Longtime courthouse snack bar proprietor dies at 79

June 04, 2007|by MARLO BARNHART

Harold Edgar Churchey, longtime proprietor of the snack bar at the Washington County Courthouse, died Saturday as a result of injuries from an accident one day earlier in the parking lot of Big Lots in Martinsburg, W.Va.

Legally blind since birth, Churchey was 79.

Information from Martinsburg City Police this morning was sketchy, possibly because the department might not have been notified that Churchey died several hours after the accident.

Lt. Glenn Macher said the accident occurred at 4:15 p.m. Friday. He said he was attempting to gather more information this morning now that he is aware Churchey had died.

Just three weeks after the death of Eva Churchey, his wife of 60 years, Churchey was still living in the home they shared in Sharpsburg, according to his twin brother, the Rev. Carroll Churchey.


"My wife had an eye appointment in Martinsburg on Friday and we asked Harold if he wanted to ride along ... just to get out of the house," his brother said this morning.

After the eye appointment, they were preparing to return home when Harold told his brother he needed a curtain rod so they drove to Big Lots in Martinsburg's North End.

Carroll Churchey said Harold was walking through the parking lot when someone came out of a parking space and backed into him. Harold was knocked down and hit his head on the ground.

"We went to the hospital and he was to have surgery but his brain had swelled," Carroll Churchey said this morning. Harold died on Saturday.

Both Carroll and Harold were born with retinitis pigmentosa, a condition that first reduces the sight to central or gun-barrel vision before taking it away entirely.

"My brother and I first went to the Wilmer Eye Institute in Baltimore in 1946 looking for help, but there wasn't any then," Churchey said in a 2002 interview.
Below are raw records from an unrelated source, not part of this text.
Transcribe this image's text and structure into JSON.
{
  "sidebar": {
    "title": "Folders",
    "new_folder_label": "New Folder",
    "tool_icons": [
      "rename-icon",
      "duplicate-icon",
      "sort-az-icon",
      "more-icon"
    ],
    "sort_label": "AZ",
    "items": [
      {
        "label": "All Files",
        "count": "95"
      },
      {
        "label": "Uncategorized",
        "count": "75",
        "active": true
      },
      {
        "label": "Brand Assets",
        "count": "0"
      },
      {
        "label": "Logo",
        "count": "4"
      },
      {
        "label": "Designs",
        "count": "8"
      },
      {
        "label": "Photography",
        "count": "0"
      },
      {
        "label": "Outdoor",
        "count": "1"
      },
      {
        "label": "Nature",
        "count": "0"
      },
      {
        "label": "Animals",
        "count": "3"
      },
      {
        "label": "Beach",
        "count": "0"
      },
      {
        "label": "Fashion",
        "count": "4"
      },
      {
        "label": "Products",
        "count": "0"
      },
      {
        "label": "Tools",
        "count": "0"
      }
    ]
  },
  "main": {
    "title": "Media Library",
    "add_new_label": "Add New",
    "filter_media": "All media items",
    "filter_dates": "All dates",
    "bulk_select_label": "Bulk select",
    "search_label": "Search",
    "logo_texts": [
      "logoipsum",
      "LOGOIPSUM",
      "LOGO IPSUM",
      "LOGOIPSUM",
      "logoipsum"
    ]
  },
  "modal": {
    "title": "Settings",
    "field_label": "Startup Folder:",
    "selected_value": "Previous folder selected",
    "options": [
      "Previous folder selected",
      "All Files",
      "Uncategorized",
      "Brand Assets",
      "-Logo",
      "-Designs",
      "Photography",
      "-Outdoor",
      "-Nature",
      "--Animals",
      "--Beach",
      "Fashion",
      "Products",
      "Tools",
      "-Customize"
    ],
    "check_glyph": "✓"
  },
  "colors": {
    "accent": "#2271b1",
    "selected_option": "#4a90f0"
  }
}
Churchey got work in a factory and then as a dishwasher before the Maryland Workshop for the Blind set him up at the snack bar at the courthouse in 1964. He managed that popular eating spot until he retired in the early 1990s.

In August 1992, Churchey's doctor at Johns Hopkins in Baltimore asked him if he would be interested in taking some tests and undergoing experimental surgery.

"I told him I had nothing to lose," Churchey said in that 2002 interview, understanding full well that the tests would be painful and most likely would not result in him regaining his sight.

Then in 2002, Harold Churchey had an experimental retinal implant placed in his skull to again further the research in the field. It was hooked up to a small camera on a pair of glasses powered by a battery belt.

"While I'm wearing those glasses, I can distinguish day from night," Churchey said five years ago.

The Herald-Mail Articles